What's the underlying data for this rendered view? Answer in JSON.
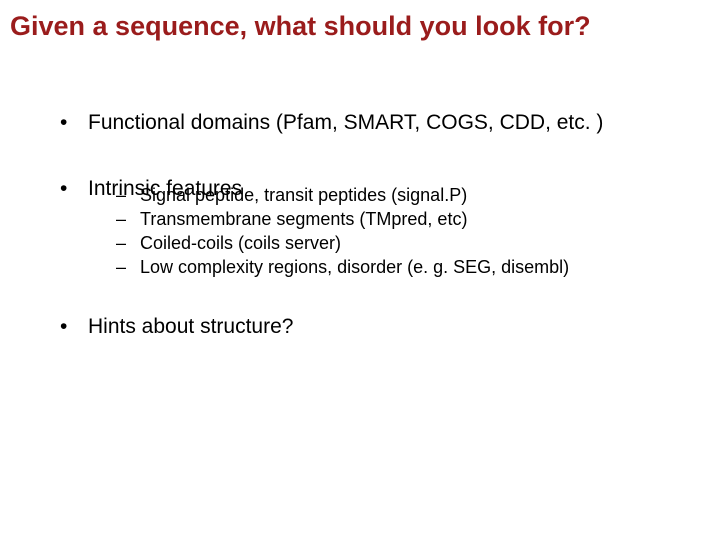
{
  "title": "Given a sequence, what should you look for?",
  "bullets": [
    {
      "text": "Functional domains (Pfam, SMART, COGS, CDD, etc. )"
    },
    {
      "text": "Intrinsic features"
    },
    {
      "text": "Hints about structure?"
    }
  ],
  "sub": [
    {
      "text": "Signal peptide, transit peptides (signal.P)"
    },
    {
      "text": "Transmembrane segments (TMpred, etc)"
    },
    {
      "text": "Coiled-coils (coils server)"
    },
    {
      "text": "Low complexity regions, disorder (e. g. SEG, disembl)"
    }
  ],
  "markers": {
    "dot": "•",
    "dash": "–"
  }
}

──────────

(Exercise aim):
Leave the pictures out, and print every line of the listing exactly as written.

(Output for this exercise):
What's the underlying data for this rendered view? Answer in JSON.
{
  "title": "Given a sequence, what should you look for?",
  "bullets": [
    {
      "text": "Functional domains (Pfam, SMART, COGS, CDD, etc. )"
    },
    {
      "text": "Intrinsic features"
    },
    {
      "text": "Hints about structure?"
    }
  ],
  "sub": [
    {
      "text": "Signal peptide, transit peptides (signal.P)"
    },
    {
      "text": "Transmembrane segments (TMpred, etc)"
    },
    {
      "text": "Coiled-coils (coils server)"
    },
    {
      "text": "Low complexity regions, disorder (e. g. SEG, disembl)"
    }
  ],
  "markers": {
    "dot": "•",
    "dash": "–"
  }
}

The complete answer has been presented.